Last November, I participated in the “Business and Education Leaders Together: Accelerating Opportunity for America’s Students” conference in Boston. Since then, the Gates Foundation has worked with Harvard Business School and Boston Consulting Group to complete a study, Lasting Impact: A Business Leader’s Playbook for supporting America’s Schools, detailing the present state of play in Business-Education partnerships. We’ve also collaborated to outline strategies for deeper engagement going forward.
Our findings indicate that there is still much work to be done. Up until now, businesses have largely focused on short-term initiatives like monetary donations – $3-4 billion per year – and volunteering, which are valuable but don’t provide long-term solutions. Similarly, educators have not traditionally seen businesses as long-term partners. Our findings show that collective interests are best served by cultivating a deeper partnership between businesses and educators going forward. Through collaboration, educators can help guide businesses toward contributions that address the major challenges facing our public schools, translating to improved student performance in the classroom and beyond.

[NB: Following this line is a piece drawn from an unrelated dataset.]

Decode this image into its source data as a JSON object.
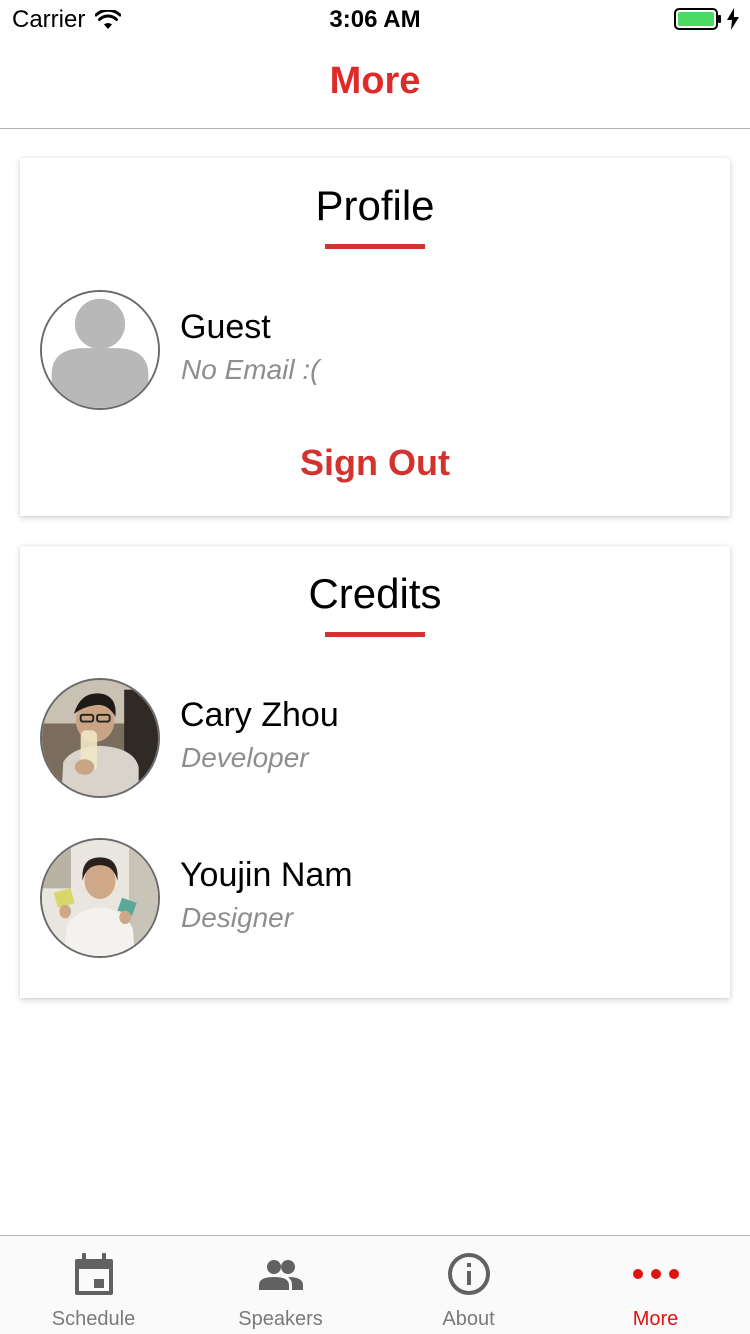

Specifically, engaging teachers in a dialogue about how their talents can be maximized and what tools they need to help students excel is a key (and sometimes underappreciated) element of improving education. In speaking with my daughter, a teacher herself, I have found that almost every time the conversation turns towards education, I am left with a better understanding of just what teachers face in the classroom on a daily basis. Nobody knows her classroom like she does, and sharing that insight with businesses will only make them more effective in their support.
Realizing an improved model for businesses to partner with educators is not a simple task, but it is a worthy one. In our view, as long as business leaders take the time to learn the unique challenges educators face in schools and classrooms, the ability of businesses to offer valuable connections, along with their expertise in taking successful pilot programs to scale and experience adapting to a changing landscape, can make them great partners to support the improvement of public education in America.